Conducting energy is able to transmit energy, particularly heat or electricity. Conductors are materials that permit the flow of electric charges in one or more directions.  Metals are particularly conductive, which is why they’re used to move electricity in the form of electric wiring, for example.

Electric insulators prevent or reduce the passage of heat, electricity or sound—just the opposite of electric conductors. In these materials, internal electric charges do not flow freely, and so they limit the flow of electricity. The PVC and paper used to wrap the electrical wire are examples. The insulators on an extension cord obviously prevent the charge from passing through them so you don’t get shocked.

As a rule, PVC makes a good insulator, but there are things that can be done to make PVC engineered textiles more conductive. The level of manipulation to the material to change its conductive properties will put it into one of three classifications: antistatic, static dissipative or conductive.

Here’s how the MIL-HDBK-773A DOD [U.S. Military] Handbook classifies these three:

  1. Antistatic refers to the property of a material that inhibits triboelectric (static electricity) charge generation effects
  2. Static Dissipative materials rapidly dissipate electrostatic charges over their surface or volume, having a resistivity range between conductive and insulative
  3. Conductive materials are either surface or volume conductive and may be either metal or impregnated with metal, carbon particles or other conductive ingredients, or may have a surface that has been treated with such materials through a process of lacquering, plating, metallizing or printing.

To determine if materials meet one of these three classifications, testing is done for surface resistivity that is measured in ohms/square.

When designing a product solution it is important to understand the demands of the specific application.

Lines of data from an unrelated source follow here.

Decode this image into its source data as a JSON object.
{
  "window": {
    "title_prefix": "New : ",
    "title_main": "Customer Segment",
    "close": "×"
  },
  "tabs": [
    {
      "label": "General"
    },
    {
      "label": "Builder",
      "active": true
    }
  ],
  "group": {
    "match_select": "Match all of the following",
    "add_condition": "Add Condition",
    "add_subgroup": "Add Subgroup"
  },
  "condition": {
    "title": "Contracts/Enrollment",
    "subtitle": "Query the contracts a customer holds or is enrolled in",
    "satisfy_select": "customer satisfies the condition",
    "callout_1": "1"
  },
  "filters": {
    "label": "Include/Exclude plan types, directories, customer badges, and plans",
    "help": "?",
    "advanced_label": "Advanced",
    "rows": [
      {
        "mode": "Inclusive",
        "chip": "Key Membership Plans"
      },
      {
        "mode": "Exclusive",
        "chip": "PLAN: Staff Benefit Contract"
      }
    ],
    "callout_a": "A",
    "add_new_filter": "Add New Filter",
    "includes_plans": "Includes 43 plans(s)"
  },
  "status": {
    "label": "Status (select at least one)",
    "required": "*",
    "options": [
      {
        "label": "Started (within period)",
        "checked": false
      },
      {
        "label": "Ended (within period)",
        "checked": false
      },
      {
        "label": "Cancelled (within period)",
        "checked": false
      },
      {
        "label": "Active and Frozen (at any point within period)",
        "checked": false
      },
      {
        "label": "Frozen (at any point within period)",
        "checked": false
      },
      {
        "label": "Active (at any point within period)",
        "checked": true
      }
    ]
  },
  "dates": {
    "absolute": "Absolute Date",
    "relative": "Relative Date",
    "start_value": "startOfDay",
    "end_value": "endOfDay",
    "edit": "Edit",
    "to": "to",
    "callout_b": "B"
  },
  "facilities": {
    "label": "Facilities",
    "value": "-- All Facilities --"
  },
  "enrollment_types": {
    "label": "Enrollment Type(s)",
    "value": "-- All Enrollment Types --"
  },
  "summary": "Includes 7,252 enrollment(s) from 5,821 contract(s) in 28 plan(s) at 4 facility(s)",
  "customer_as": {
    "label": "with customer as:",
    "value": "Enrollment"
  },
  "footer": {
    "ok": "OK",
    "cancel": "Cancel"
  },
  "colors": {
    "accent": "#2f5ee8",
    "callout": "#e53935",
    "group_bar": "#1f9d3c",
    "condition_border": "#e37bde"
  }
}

When dealing with the engineers or designers, it is recommended that you ask for the ohms level required to make sure the materials chosen are the right ones.

Photo: Herculite Inc
Photo: A & R Tarpaulins Inc.